But we are definitely aiming for a significant share of the vote so that either alone, or in coalition with others, we can form a new government because that’s what South Africa wants. South Africa wants a new start. The idea that poor people are somehow addicted and or dependent on the parties that exist has not been challenged by a new offering. I think the jury is out.
How is your relationship with the DA at the moment and how do you differentiate yourself from them and other opposition parties?
Well, Helen and I have a very long history as friends and colleagues and we continue to have a friendly relationship. We do also have ongoing conversations with them because we want to work with others so that we can ensure free and safe elections in 2014. That is in the interest of South Africa. We are not in the business of fighting fashionable battles. We put the country first. We focus on the future.
You answered this question partly earlier, but the majority of South Africans are young people, so how will you convince them to vote for you?
Young people are tired of the politics of yesterday and that’s one of the big differentiators of Agang. We are a future-focused party. We are looking to build the country of our dreams and we believe that South Africans have lowered the expectations of themselves and of their country. We are going to raise those expectations.
We are going to raise the expectations in terms of the quality of governance, the engagement of citizens, including having civic education in preschool right up to university and at work and in public space.
We are going to raise the expectation and quality of education. Young people are born with a genius in one or other talent area. We kill it in our current mediocre education.

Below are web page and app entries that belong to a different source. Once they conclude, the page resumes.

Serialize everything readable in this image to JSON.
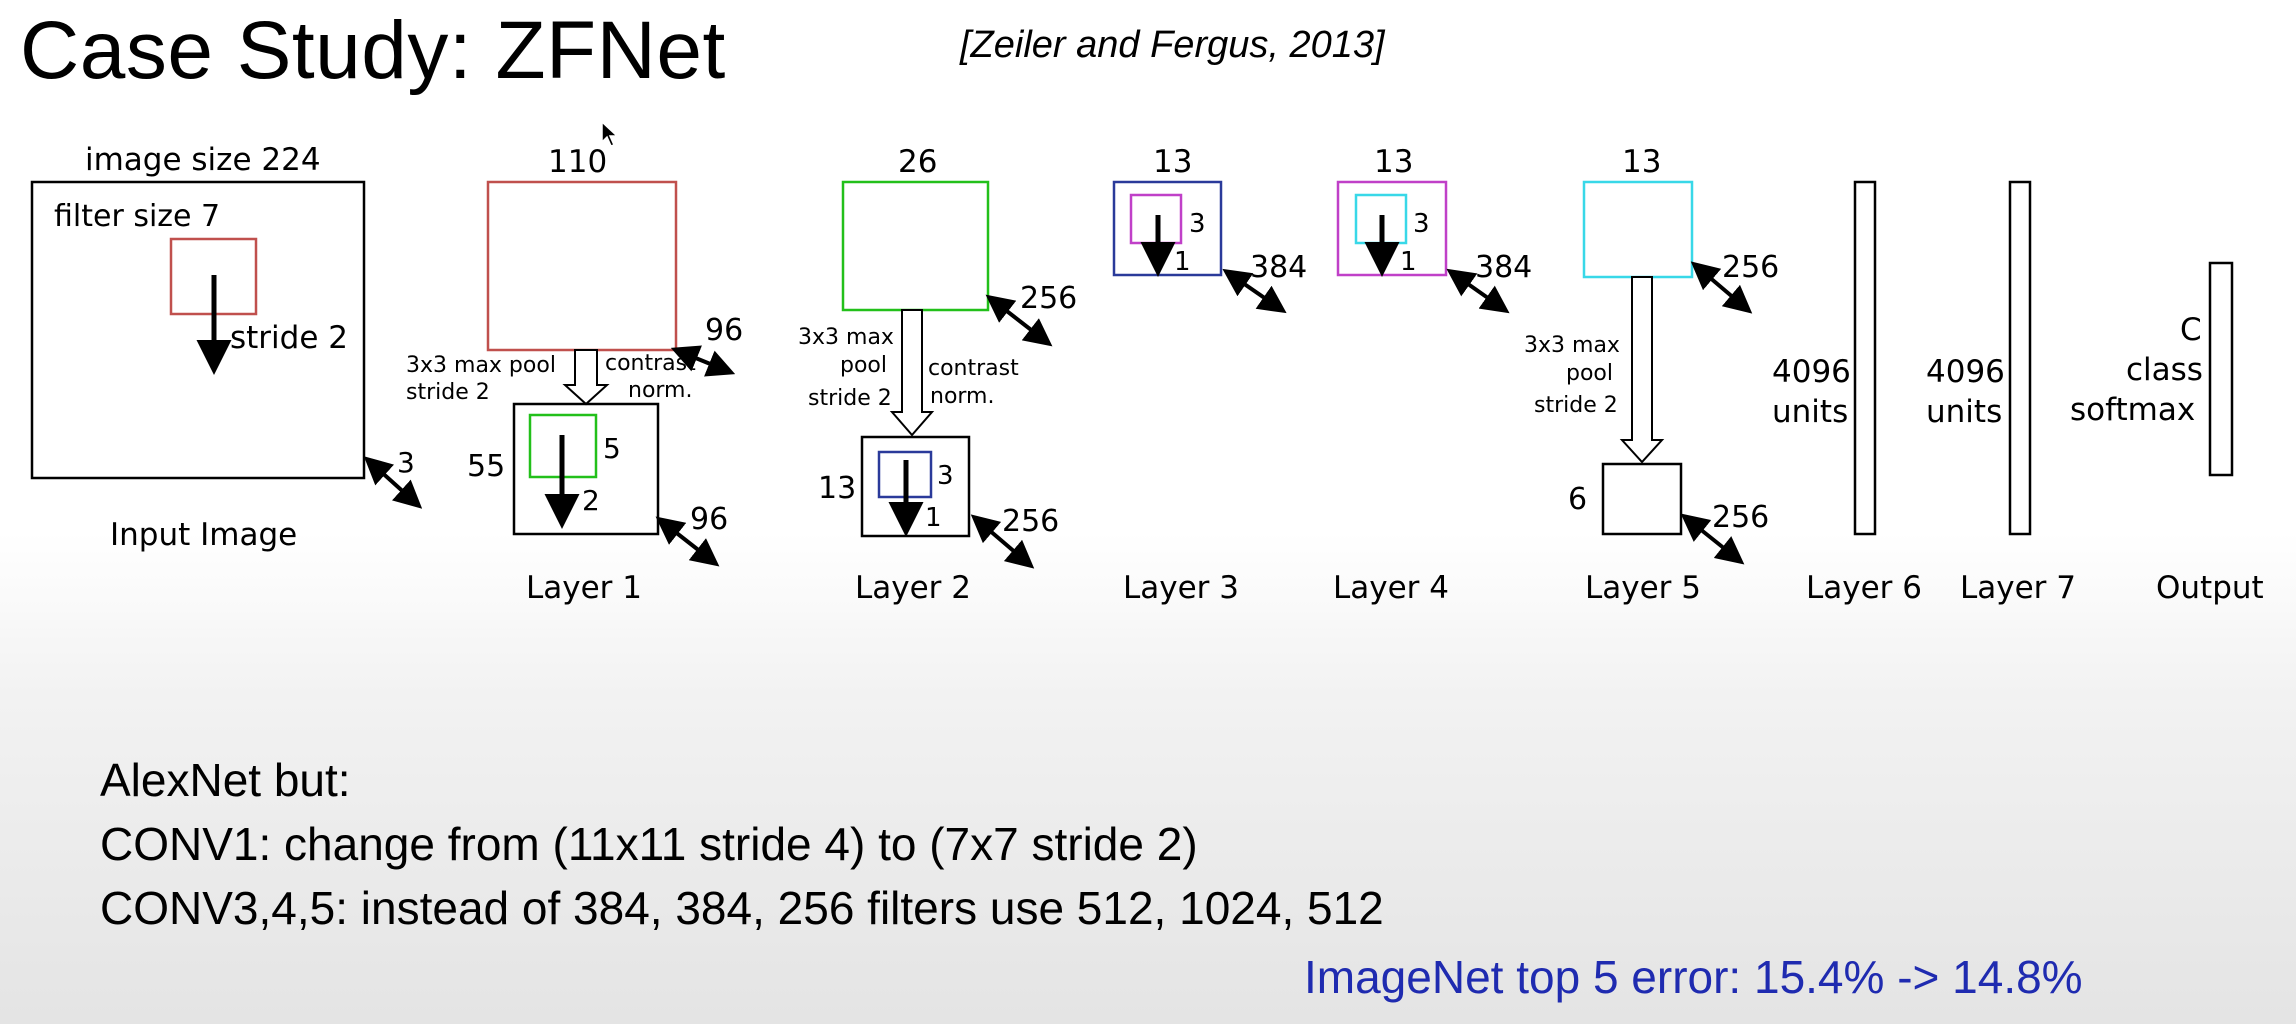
{
  "slide": {
    "title": "Case Study: ZFNet",
    "citation": "[Zeiler and Fergus, 2013]"
  },
  "diagram": {
    "input": {
      "image_size": "image size 224",
      "filter_size": "filter size 7",
      "stride": "stride 2",
      "depth": "3",
      "caption": "Input Image",
      "filter_color": "#c0504d"
    },
    "layer1": {
      "size": "110",
      "depth": "96",
      "pool_l1": "3x3 max pool",
      "pool_l2": "stride 2",
      "contrast_l1": "contrast",
      "contrast_l2": "norm.",
      "out_size": "55",
      "filter": "5",
      "stride": "2",
      "out_depth": "96",
      "caption": "Layer 1",
      "color": "#c0504d"
    },
    "layer2": {
      "size": "26",
      "depth": "256",
      "pool_l1": "3x3 max",
      "pool_l2": "pool",
      "pool_l3": "stride 2",
      "contrast_l1": "contrast",
      "contrast_l2": "norm.",
      "out_size": "13",
      "filter": "3",
      "stride": "1",
      "out_depth": "256",
      "caption": "Layer 2",
      "color": "#22c01a"
    },
    "layer3": {
      "size": "13",
      "filter": "3",
      "stride": "1",
      "depth": "384",
      "caption": "Layer 3",
      "color": "#2a3a9a"
    },
    "layer4": {
      "size": "13",
      "filter": "3",
      "stride": "1",
      "depth": "384",
      "caption": "Layer 4",
      "color": "#c040c8"
    },
    "layer5": {
      "size": "13",
      "depth": "256",
      "pool_l1": "3x3 max",
      "pool_l2": "pool",
      "pool_l3": "stride 2",
      "out_size": "6",
      "out_depth": "256",
      "caption": "Layer 5",
      "color": "#38d8e8"
    },
    "layer6": {
      "units_l1": "4096",
      "units_l2": "units",
      "caption": "Layer 6"
    },
    "layer7": {
      "units_l1": "4096",
      "units_l2": "units",
      "caption": "Layer 7"
    },
    "output": {
      "l1": "C",
      "l2": "class",
      "l3": "softmax",
      "caption": "Output"
    }
  },
  "notes": {
    "line1": "AlexNet but:",
    "line2": "CONV1: change from (11x11 stride 4) to (7x7 stride 2)",
    "line3": "CONV3,4,5: instead of 384, 384, 256 filters use 512, 1024, 512"
  },
  "result": "ImageNet top 5 error: 15.4% -> 14.8%",
  "icons": {
    "cursor": "mouse-cursor-icon"
  }
}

What is exciting young people is the thought that they can get some support, especially those who have already dropped out of school. The 5 or 6 billion rand that goes into schools training that ends up with the SETA (Sector Education Training Authority) bureaucracy is going to be turned around to make sure that young people get opportunities for skills development so that they can be contributors to the economy.
Young people are excited by the fact that they will have a healthcare system where they will be treated with respect. Not to be told, you know, ‘Where did you get whatever?’ but to be treated like citizens who deserve dignity.
Young people are tired of crime and insecurity because they are the people who are really at the coal face. They are the ones who are at risk. They are the ones who are flooding our correctional facilities because we as adults have failed them.
We have failed to create homes where kids feel loved. We have failed to create school where kids are encouraged to aim high. We have failed to create communities that care. Then we turn around and say, ‘What’s wrong with these kids?’ There’s nothing wrong with these kids. There’s everything wrong with us.
How are you going to convince people that you are not just going to be another COPE? Because COPE also started off with a lot of promise and it just disintegrated after a while.
COPE was a breakaway. We are not a breakaway. We are a fresh start. COPE had a history focus. We have a future focus.
You’re launching the party on Saturday. What are the immediate steps after that?
After the launch, we will begin to register people as members. We want to register every citizen who is not registered to vote to register as voters. We want to help educate people about their rights and responsibilities.
We are going to put boots on the ground. We are building a formidable digital platform. We are going to reach every gogo in every hut in every province. We are going to continue visiting areas where the largest concentrations of people are. We want to engage with them to make them believe that it is possible for us to build the country of our dreams. DM
Photo: Mamphela Ramphele (Greg Nicolson)
Albert Einstein worked as an electrician at Oktoberfest 1896.